Provided information ->
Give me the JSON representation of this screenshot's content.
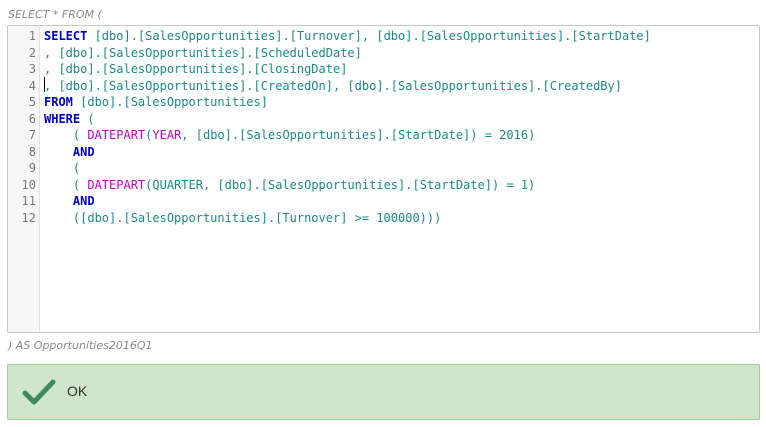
{
  "dialog": {
    "prefix_text": "SELECT * FROM (",
    "suffix_text": ") AS Opportunities2016Q1",
    "ok_label": "OK"
  },
  "colors": {
    "keyword": "#0000c8",
    "function": "#cc00cc",
    "identifier": "#1a8a8a",
    "ok_background": "#cfe6ca",
    "ok_check": "#3d8a5a"
  },
  "icons": {
    "ok": "checkmark-icon"
  },
  "editor": {
    "language": "sql",
    "lines": [
      {
        "number": "1",
        "tokens": [
          {
            "type": "keyword",
            "text": "SELECT"
          },
          {
            "type": "ident",
            "text": " [dbo].[SalesOpportunities].[Turnover], [dbo].[SalesOpportunities].[StartDate]"
          }
        ]
      },
      {
        "number": "2",
        "tokens": [
          {
            "type": "ident",
            "text": ", [dbo].[SalesOpportunities].[ScheduledDate]"
          }
        ]
      },
      {
        "number": "3",
        "tokens": [
          {
            "type": "ident",
            "text": ", [dbo].[SalesOpportunities].[ClosingDate]"
          }
        ]
      },
      {
        "number": "4",
        "tokens": [
          {
            "type": "ident",
            "text": ", [dbo].[SalesOpportunities].[CreatedOn], [dbo].[SalesOpportunities].[CreatedBy]"
          }
        ]
      },
      {
        "number": "5",
        "tokens": [
          {
            "type": "keyword",
            "text": "FROM"
          },
          {
            "type": "ident",
            "text": " [dbo].[SalesOpportunities]"
          }
        ]
      },
      {
        "number": "6",
        "tokens": [
          {
            "type": "keyword",
            "text": "WHERE"
          },
          {
            "type": "ident",
            "text": " ("
          }
        ]
      },
      {
        "number": "7",
        "tokens": [
          {
            "type": "ident",
            "text": "    ( "
          },
          {
            "type": "function",
            "text": "DATEPART"
          },
          {
            "type": "ident",
            "text": "("
          },
          {
            "type": "function",
            "text": "YEAR"
          },
          {
            "type": "ident",
            "text": ", [dbo].[SalesOpportunities].[StartDate]) = 2016)"
          }
        ]
      },
      {
        "number": "8",
        "tokens": [
          {
            "type": "ident",
            "text": "    "
          },
          {
            "type": "keyword",
            "text": "AND"
          }
        ]
      },
      {
        "number": "9",
        "tokens": [
          {
            "type": "ident",
            "text": "    ("
          }
        ]
      },
      {
        "number": "10",
        "tokens": [
          {
            "type": "ident",
            "text": "    ( "
          },
          {
            "type": "function",
            "text": "DATEPART"
          },
          {
            "type": "ident",
            "text": "(QUARTER, [dbo].[SalesOpportunities].[StartDate]) = 1)"
          }
        ]
      },
      {
        "number": "11",
        "tokens": [
          {
            "type": "ident",
            "text": "    "
          },
          {
            "type": "keyword",
            "text": "AND"
          }
        ]
      },
      {
        "number": "12",
        "tokens": [
          {
            "type": "ident",
            "text": "    ([dbo].[SalesOpportunities].[Turnover] >= 100000)))"
          }
        ]
      }
    ]
  }
}
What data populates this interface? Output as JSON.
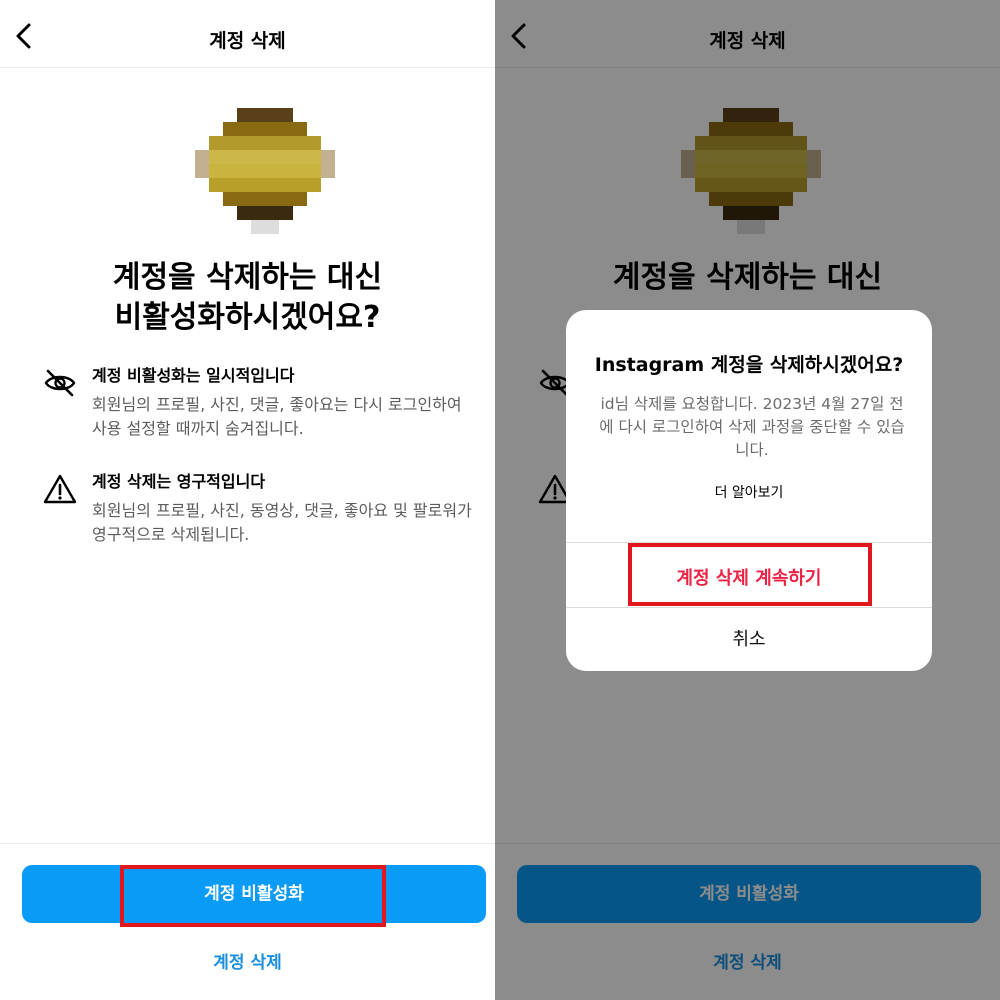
{
  "left": {
    "nav_title": "계정 삭제",
    "headline_line1": "계정을 삭제하는 대신",
    "headline_line2": "비활성화하시겠어요?",
    "items": [
      {
        "icon": "eye-slash-icon",
        "title": "계정 비활성화는 일시적입니다",
        "desc": "회원님의 프로필, 사진, 댓글, 좋아요는 다시 로그인하여 사용 설정할 때까지 숨겨집니다."
      },
      {
        "icon": "warning-triangle-icon",
        "title": "계정 삭제는 영구적입니다",
        "desc": "회원님의 프로필, 사진, 동영상, 댓글, 좋아요 및 팔로워가 영구적으로 삭제됩니다."
      }
    ],
    "primary_button": "계정 비활성화",
    "delete_link": "계정 삭제"
  },
  "right": {
    "nav_title": "계정 삭제",
    "headline_line1": "계정을 삭제하는 대신",
    "primary_button": "계정 비활성화",
    "delete_link": "계정 삭제",
    "dialog": {
      "title": "Instagram 계정을 삭제하시겠어요?",
      "body": "id님 삭제를 요청합니다. 2023년 4월 27일 전에 다시 로그인하여 삭제 과정을 중단할 수 있습니다.",
      "learn_more": "더 알아보기",
      "confirm_button": "계정 삭제 계속하기",
      "cancel_button": "취소"
    }
  },
  "colors": {
    "primary": "#0a9bf6",
    "link": "#1a8fe0",
    "danger": "#ed2346",
    "highlight": "#e0181e"
  }
}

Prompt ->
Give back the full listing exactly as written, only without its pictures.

Reply to the task ->
Give me the JSON representation of this screenshot's content.
{
  "dialog": {
    "prefix_text": "SELECT * FROM (",
    "suffix_text": ") AS Opportunities2016Q1",
    "ok_label": "OK"
  },
  "colors": {
    "keyword": "#0000c8",
    "function": "#cc00cc",
    "identifier": "#1a8a8a",
    "ok_background": "#cfe6ca",
    "ok_check": "#3d8a5a"
  },
  "icons": {
    "ok": "checkmark-icon"
  },
  "editor": {
    "language": "sql",
    "lines": [
      {
        "number": "1",
        "tokens": [
          {
            "type": "keyword",
            "text": "SELECT"
          },
          {
            "type": "ident",
            "text": " [dbo].[SalesOpportunities].[Turnover], [dbo].[SalesOpportunities].[StartDate]"
          }
        ]
      },
      {
        "number": "2",
        "tokens": [
          {
            "type": "ident",
            "text": ", [dbo].[SalesOpportunities].[ScheduledDate]"
          }
        ]
      },
      {
        "number": "3",
        "tokens": [
          {
            "type": "ident",
            "text": ", [dbo].[SalesOpportunities].[ClosingDate]"
          }
        ]
      },
      {
        "number": "4",
        "tokens": [
          {
            "type": "ident",
            "text": ", [dbo].[SalesOpportunities].[CreatedOn], [dbo].[SalesOpportunities].[CreatedBy]"
          }
        ]
      },
      {
        "number": "5",
        "tokens": [
          {
            "type": "keyword",
            "text": "FROM"
          },
          {
            "type": "ident",
            "text": " [dbo].[SalesOpportunities]"
          }
        ]
      },
      {
        "number": "6",
        "tokens": [
          {
            "type": "keyword",
            "text": "WHERE"
          },
          {
            "type": "ident",
            "text": " ("
          }
        ]
      },
      {
        "number": "7",
        "tokens": [
          {
            "type": "ident",
            "text": "    ( "
          },
          {
            "type": "function",
            "text": "DATEPART"
          },
          {
            "type": "ident",
            "text": "("
          },
          {
            "type": "function",
            "text": "YEAR"
          },
          {
            "type": "ident",
            "text": ", [dbo].[SalesOpportunities].[StartDate]) = 2016)"
          }
        ]
      },
      {
        "number": "8",
        "tokens": [
          {
            "type": "ident",
            "text": "    "
          },
          {
            "type": "keyword",
            "text": "AND"
          }
        ]
      },
      {
        "number": "9",
        "tokens": [
          {
            "type": "ident",
            "text": "    ("
          }
        ]
      },
      {
        "number": "10",
        "tokens": [
          {
            "type": "ident",
            "text": "    ( "
          },
          {
            "type": "function",
            "text": "DATEPART"
          },
          {
            "type": "ident",
            "text": "(QUARTER, [dbo].[SalesOpportunities].[StartDate]) = 1)"
          }
        ]
      },
      {
        "number": "11",
        "tokens": [
          {
            "type": "ident",
            "text": "    "
          },
          {
            "type": "keyword",
            "text": "AND"
          }
        ]
      },
      {
        "number": "12",
        "tokens": [
          {
            "type": "ident",
            "text": "    ([dbo].[SalesOpportunities].[Turnover] >= 100000)))"
          }
        ]
      }
    ]
  }
}
What data populates this interface? Output as JSON.
{
  "left": {
    "nav_title": "계정 삭제",
    "headline_line1": "계정을 삭제하는 대신",
    "headline_line2": "비활성화하시겠어요?",
    "items": [
      {
        "icon": "eye-slash-icon",
        "title": "계정 비활성화는 일시적입니다",
        "desc": "회원님의 프로필, 사진, 댓글, 좋아요는 다시 로그인하여 사용 설정할 때까지 숨겨집니다."
      },
      {
        "icon": "warning-triangle-icon",
        "title": "계정 삭제는 영구적입니다",
        "desc": "회원님의 프로필, 사진, 동영상, 댓글, 좋아요 및 팔로워가 영구적으로 삭제됩니다."
      }
    ],
    "primary_button": "계정 비활성화",
    "delete_link": "계정 삭제"
  },
  "right": {
    "nav_title": "계정 삭제",
    "headline_line1": "계정을 삭제하는 대신",
    "primary_button": "계정 비활성화",
    "delete_link": "계정 삭제",
    "dialog": {
      "title": "Instagram 계정을 삭제하시겠어요?",
      "body": "id님 삭제를 요청합니다. 2023년 4월 27일 전에 다시 로그인하여 삭제 과정을 중단할 수 있습니다.",
      "learn_more": "더 알아보기",
      "confirm_button": "계정 삭제 계속하기",
      "cancel_button": "취소"
    }
  },
  "colors": {
    "primary": "#0a9bf6",
    "link": "#1a8fe0",
    "danger": "#ed2346",
    "highlight": "#e0181e"
  }
}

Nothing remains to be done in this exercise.